Over at this excellent blog there is an interesting discussion about times when means and medians can be deceptive, particularly in the case where two variables with equal means have very different distributions. I chimed in myself and mentioned some of the examples which I come across in my work. Here is a particularly egregious example, measurement of self-esteem in patients on psychiatric wards in England and Belgium-

England mean

3.4

Belgium mean

3.2

England median

3.3

Belgium median

3.2

England sd

1.2

Belgium sd

0.9

Looks pretty similar on the face of it. Let’s have a look at the actual distribution (click to enlarge).

Pretty different. Quite interesting to consider why the two are so different. It would appear on the face of it that the measure works better in Belgium, producing a nice normal distribution, and not so well in England, where many individuals are selecting the maximum response across all the items in the scale.

Too often, I think, we talk about non-normal distributions in terms of their median, when as you can see here, many sins can be hidden in this way. I don’t know why the self-esteem measure is behaving like this in England, but we haven’t finished with these data so look out for more on the blog as we have a more thorough look.

R code:

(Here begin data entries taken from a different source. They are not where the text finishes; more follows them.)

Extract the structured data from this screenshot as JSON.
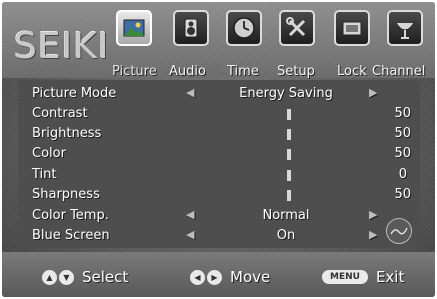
{
  "logo": "SEIKI",
  "tabs": [
    {
      "label": "Picture",
      "icon": "picture-icon",
      "active": true
    },
    {
      "label": "Audio",
      "icon": "audio-icon",
      "active": false
    },
    {
      "label": "Time",
      "icon": "clock-icon",
      "active": false
    },
    {
      "label": "Setup",
      "icon": "wrench-icon",
      "active": false
    },
    {
      "label": "Lock",
      "icon": "lock-icon",
      "active": false
    },
    {
      "label": "Channel",
      "icon": "satellite-dish-icon",
      "active": false
    }
  ],
  "menu": {
    "picture_mode": {
      "label": "Picture Mode",
      "value": "Energy Saving"
    },
    "contrast": {
      "label": "Contrast",
      "value": "50"
    },
    "brightness": {
      "label": "Brightness",
      "value": "50"
    },
    "color": {
      "label": "Color",
      "value": "50"
    },
    "tint": {
      "label": "Tint",
      "value": "0"
    },
    "sharpness": {
      "label": "Sharpness",
      "value": "50"
    },
    "color_temp": {
      "label": "Color Temp.",
      "value": "Normal"
    },
    "blue_screen": {
      "label": "Blue Screen",
      "value": "On"
    }
  },
  "footer": {
    "select_label": "Select",
    "move_label": "Move",
    "menu_key": "MENU",
    "exit_label": "Exit"
  }
}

mygraph=function(x){ par(mfrow=c(1,2)) a=subset(mydata, country==1) b=subset(mydata, country==2) print("England mean") print(mean(a[,x], na.rm=TRUE)) print("Belgium mean") print(mean(b[,x], na.rm=TRUE)) print("England median") print(median(a[,x], na.rm=TRUE)) print("Belgium median") print(median(b[,x], na.rm=TRUE)) print("England sd") print(sd(a[,x], na.rm=TRUE)) print("Belgium sd") print(sd(b[,x], na.rm=TRUE)) hist(a[,x], main="England", xlab="Self esteem score", breaks=seq(0,5,by=.2), freq=FALSE) lines(density(a[,x], na.rm=TRUE)) hist(b[,x], main="Belgium", xlab="Self esteem score", breaks=seq(0,5,by=.2), freq=FALSE) lines(density(b[,x], na.rm=TRUE)) } mygraph("Selfesteem")